A German language transcription is available in pdf at Left-dis; Online language versions can be found in the ‘Willy Huhn’ section of the Antonie Pannekoek Archives.

3. The Marx-Engels editions used by Willy Huhn

  • Karl Marx, “Das Elend der Philosophie”, 9th Edition, Stuttgart/Berlin 1921.
  • Marx-Engels, “Die Deutsche Ideologie”, Part I. in: “Der Historische Materialismus. Die Frühschriften”. Published by S. Landshut and J.P. Mayer. Leipzig, 1932, Volume II, p. 25. New edition, East Berlin, 1953.
  • Marx-Engels, “Das kommunistische Manifest”, 6th authorized German edition, Berlin 1894.
  • Karl Marx, “Enthüllungen über den Kommunistenprozess zu Köln”, 1852; Zürich edition of 1885, with an introduction by Friedrich Engels (“Geschichte des Bundes der Kommunisten“, October 8, 1885) and documents. Reprint, East-Berlin, 1952.
  • Karl Marx, “Herr Vogt”, first new edition after the original (London 1860), Moscow, 1941.
  • Franz Mehring, „Freiligrath und Marx in ihrem Briefwechsel“, Ergänzungshefte zur „Neuen Zeit“, Nr. 12 (April 12, 1912).
  • Franz Mehring, „Einleitung“ zur vierten Auflage [of the “Enthüllungen”], Berlin, 1914.
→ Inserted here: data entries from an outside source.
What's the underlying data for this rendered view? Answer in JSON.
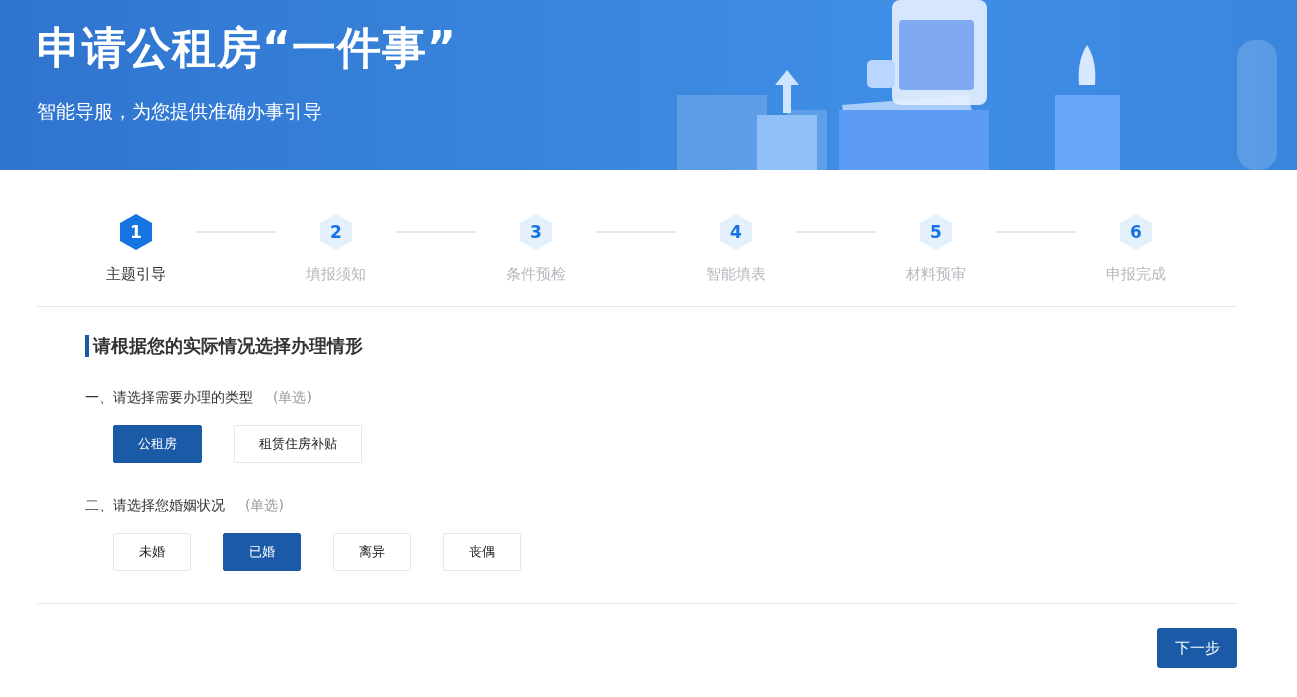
{
  "banner": {
    "title": "申请公租房“一件事”",
    "subtitle": "智能导服，为您提供准确办事引导"
  },
  "steps": [
    {
      "number": "1",
      "label": "主题引导",
      "selected": true
    },
    {
      "number": "2",
      "label": "填报须知",
      "selected": false
    },
    {
      "number": "3",
      "label": "条件预检",
      "selected": false
    },
    {
      "number": "4",
      "label": "智能填表",
      "selected": false
    },
    {
      "number": "5",
      "label": "材料预审",
      "selected": false
    },
    {
      "number": "6",
      "label": "申报完成",
      "selected": false
    }
  ],
  "section_title": "请根据您的实际情况选择办理情形",
  "questions": [
    {
      "label": "一、请选择需要办理的类型",
      "hint": "(单选)",
      "options": [
        {
          "label": "公租房",
          "selected": true
        },
        {
          "label": "租赁住房补贴",
          "selected": false
        }
      ]
    },
    {
      "label": "二、请选择您婚姻状况",
      "hint": "(单选)",
      "options": [
        {
          "label": "未婚",
          "selected": false
        },
        {
          "label": "已婚",
          "selected": true
        },
        {
          "label": "离异",
          "selected": false
        },
        {
          "label": "丧偶",
          "selected": false
        }
      ]
    }
  ],
  "next_button": "下一步"
}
  • Marx-Engels, „Briefwechsel“, Band I, 1844 bis 1853, East-Berlin, 1949.